Fibromyalgia and hypothyroidism share a number of symptoms in common. Hypothyroidism is characterized by fatigue, generalized pain, difficulty concentrating, anxiety, and changes in hair and fingernails. This is not all that dissimilar from the symptoms of fibromyalgia. In fact, the diagnosis of fibromyalgia cannot be made until hypothyroidism is ruled out through laboratory testing.
The symptoms of the two diseases are so similar that in patients suffering from both fibromyalgia and hypothyroidism, the only way to tell what disease the symptoms are related to is to treat the hypothyroidism. Any symptoms that do not resolve after treatment can be attributed to fibromyalgia because the treatment of hypothyroidism is complete and effective.
Fibromyalgia and Hypothyroidism: Diagnosis
Hypothyroidism can be diagnosed through laboratory studies that measure blood levels of thyroid hormones. If these levels are normal, hypothyroidism can be ruled out and symptoms attributed to fibromyalgia. If these levels are abnormal, then an individual may suffer only from hypothyroidism or may suffer from both fibromyalgia and hypothyroidism.
The only means of making the diagnosis of fibromyalgia in a patient with hypothyroidism is to treat the hypothyroidism. If all symptoms disappear, then the patient does not have fibromyalgia. If symptoms remain after adequate treatment, then the additional diagnosis of fibromyalgia can be made. For these patients, the wait for a final diagnosis can be quite long as it can take up to three months for the symptoms of hypothyroidism to completely resolve. At that point, treatment for fibromyalgia can begin if the disease exists, which means the patient had to wait an additional three months for treatment.
Fibromyalgia and Hypothyroidism: Treatment
The treatments for fibromyalgia and hypothyroidism are different, but treating hypothyroidism can reduce the symptoms of fibromyalgia in patient suffering from both disorders. Hypothyroidism is treated with thyroid hormone taken by pill or my injection. Treatment is highly effective and completely reverses the symptoms of the disease.
In patients with fibromyalgia, treating hypothyroidism can often have tremendous impact on symptoms. In particular, fatigue and muscle aches are very responsive to treatment of concomitant hypothyroidism. When the fatigue lifts, patients often feel motivated to engage in other activities, which additionally reduce the symptoms of fibromyalgia.

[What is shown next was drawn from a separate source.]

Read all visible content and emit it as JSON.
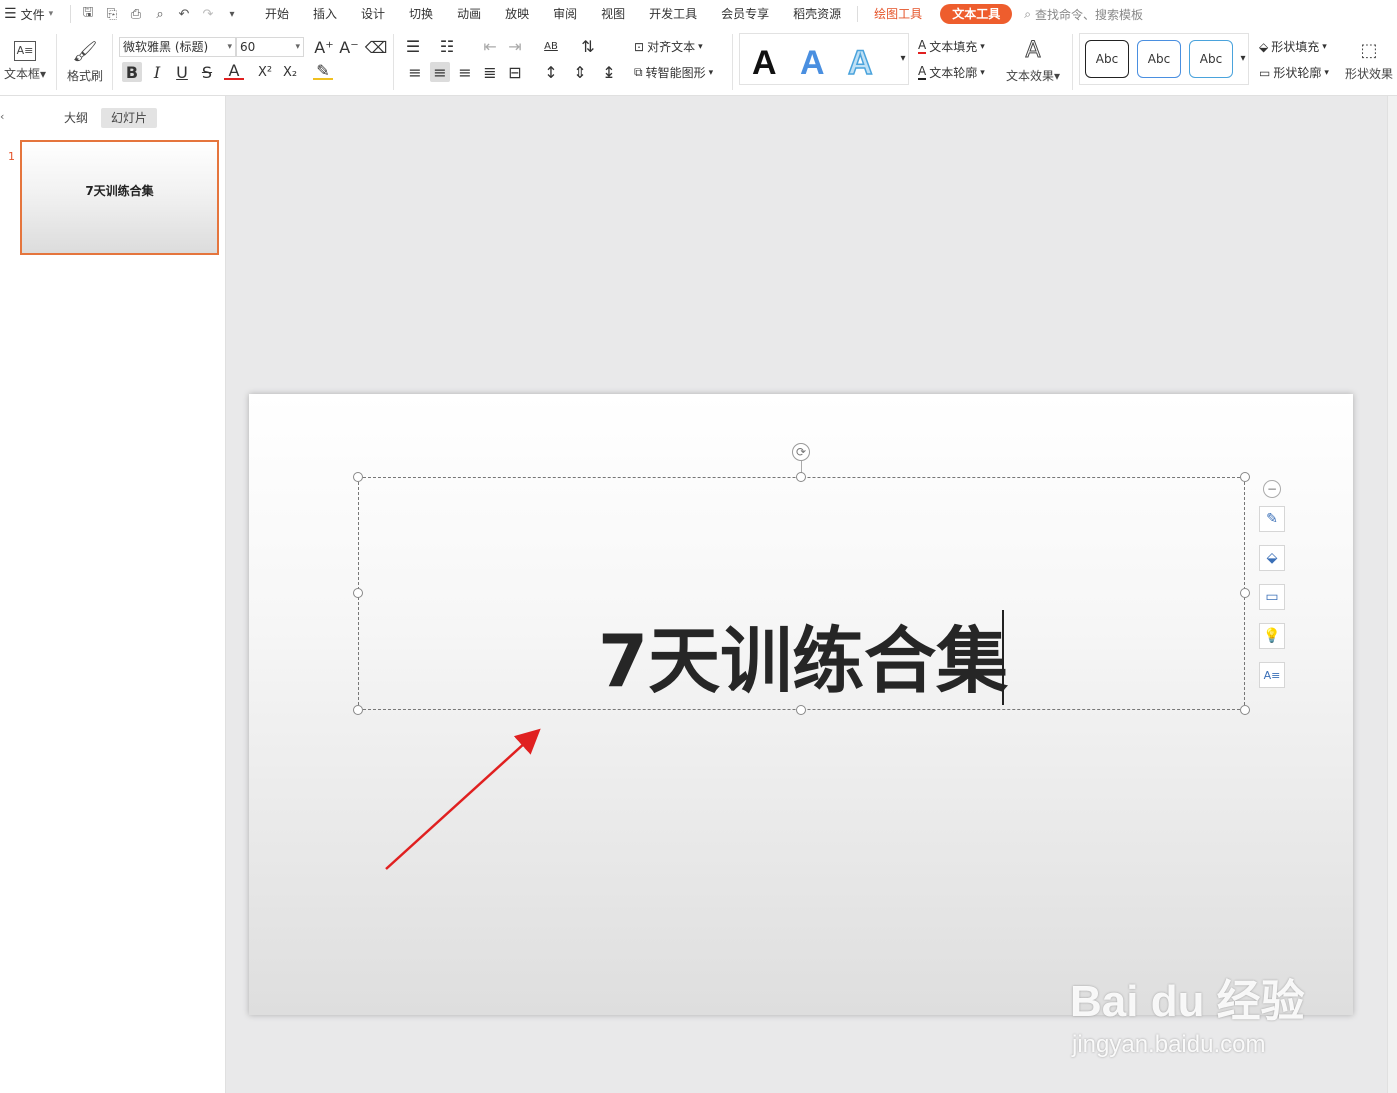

Fibromyalgia is strongly linked with hypothyroidism. The two conditions are indistinguishable from one another on the basis of symptoms alone. There is currently research under way to determine if fibromyalgia and hypothyroidism share a similar cause.